**WHAT IS BEING ASKED:**
A complete copy of the entries, exactly as written, is the expected result.

Segment Start: EXTRACTED RECORDS

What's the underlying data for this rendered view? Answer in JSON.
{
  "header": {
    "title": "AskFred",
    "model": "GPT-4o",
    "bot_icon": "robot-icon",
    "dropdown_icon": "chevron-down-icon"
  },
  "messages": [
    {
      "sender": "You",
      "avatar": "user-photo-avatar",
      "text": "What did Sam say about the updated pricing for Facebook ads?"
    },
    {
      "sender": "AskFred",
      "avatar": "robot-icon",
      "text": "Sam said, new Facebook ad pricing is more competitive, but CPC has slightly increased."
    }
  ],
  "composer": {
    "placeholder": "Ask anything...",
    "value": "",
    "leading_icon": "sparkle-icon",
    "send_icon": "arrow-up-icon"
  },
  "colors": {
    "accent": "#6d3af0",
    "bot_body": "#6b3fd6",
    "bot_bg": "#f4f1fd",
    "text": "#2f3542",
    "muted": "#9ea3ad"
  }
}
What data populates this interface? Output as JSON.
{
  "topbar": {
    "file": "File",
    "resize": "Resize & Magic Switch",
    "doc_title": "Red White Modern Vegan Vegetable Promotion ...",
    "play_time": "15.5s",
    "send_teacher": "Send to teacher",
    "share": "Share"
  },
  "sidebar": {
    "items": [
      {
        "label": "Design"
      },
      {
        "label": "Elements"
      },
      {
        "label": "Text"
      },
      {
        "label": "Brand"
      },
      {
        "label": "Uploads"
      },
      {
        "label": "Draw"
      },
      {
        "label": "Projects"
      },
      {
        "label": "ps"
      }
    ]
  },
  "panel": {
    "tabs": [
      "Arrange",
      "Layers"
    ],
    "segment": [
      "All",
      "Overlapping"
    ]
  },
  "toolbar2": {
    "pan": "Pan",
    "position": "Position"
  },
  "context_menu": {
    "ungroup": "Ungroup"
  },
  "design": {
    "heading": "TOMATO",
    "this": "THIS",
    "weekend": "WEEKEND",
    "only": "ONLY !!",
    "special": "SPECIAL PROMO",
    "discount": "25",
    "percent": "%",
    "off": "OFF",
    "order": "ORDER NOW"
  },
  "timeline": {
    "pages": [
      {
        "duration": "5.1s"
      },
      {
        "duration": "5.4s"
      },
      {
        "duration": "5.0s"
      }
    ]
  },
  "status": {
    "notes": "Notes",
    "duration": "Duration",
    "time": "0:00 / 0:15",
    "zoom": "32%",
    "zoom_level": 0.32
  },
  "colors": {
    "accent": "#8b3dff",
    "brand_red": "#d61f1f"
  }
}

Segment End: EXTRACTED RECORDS

**WRITTEN SOLUTION:**
What's the underlying data for this rendered view? Answer in JSON.
{
  "header": {
    "title": "AskFred",
    "model": "GPT-4o",
    "bot_icon": "robot-icon",
    "dropdown_icon": "chevron-down-icon"
  },
  "messages": [
    {
      "sender": "You",
      "avatar": "user-photo-avatar",
      "text": "What did Sam say about the updated pricing for Facebook ads?"
    },
    {
      "sender": "AskFred",
      "avatar": "robot-icon",
      "text": "Sam said, new Facebook ad pricing is more competitive, but CPC has slightly increased."
    }
  ],
  "composer": {
    "placeholder": "Ask anything...",
    "value": "",
    "leading_icon": "sparkle-icon",
    "send_icon": "arrow-up-icon"
  },
  "colors": {
    "accent": "#6d3af0",
    "bot_body": "#6b3fd6",
    "bot_bg": "#f4f1fd",
    "text": "#2f3542",
    "muted": "#9ea3ad"
  }
}
What data populates this interface? Output as JSON.
{
  "topbar": {
    "file": "File",
    "resize": "Resize & Magic Switch",
    "doc_title": "Red White Modern Vegan Vegetable Promotion ...",
    "play_time": "15.5s",
    "send_teacher": "Send to teacher",
    "share": "Share"
  },
  "sidebar": {
    "items": [
      {
        "label": "Design"
      },
      {
        "label": "Elements"
      },
      {
        "label": "Text"
      },
      {
        "label": "Brand"
      },
      {
        "label": "Uploads"
      },
      {
        "label": "Draw"
      },
      {
        "label": "Projects"
      },
      {
        "label": "ps"
      }
    ]
  },
  "panel": {
    "tabs": [
      "Arrange",
      "Layers"
    ],
    "segment": [
      "All",
      "Overlapping"
    ]
  },
  "toolbar2": {
    "pan": "Pan",
    "position": "Position"
  },
  "context_menu": {
    "ungroup": "Ungroup"
  },
  "design": {
    "heading": "TOMATO",
    "this": "THIS",
    "weekend": "WEEKEND",
    "only": "ONLY !!",
    "special": "SPECIAL PROMO",
    "discount": "25",
    "percent": "%",
    "off": "OFF",
    "order": "ORDER NOW"
  },
  "timeline": {
    "pages": [
      {
        "duration": "5.1s"
      },
      {
        "duration": "5.4s"
      },
      {
        "duration": "5.0s"
      }
    ]
  },
  "status": {
    "notes": "Notes",
    "duration": "Duration",
    "time": "0:00 / 0:15",
    "zoom": "32%",
    "zoom_level": 0.32
  },
  "colors": {
    "accent": "#8b3dff",
    "brand_red": "#d61f1f"
  }
}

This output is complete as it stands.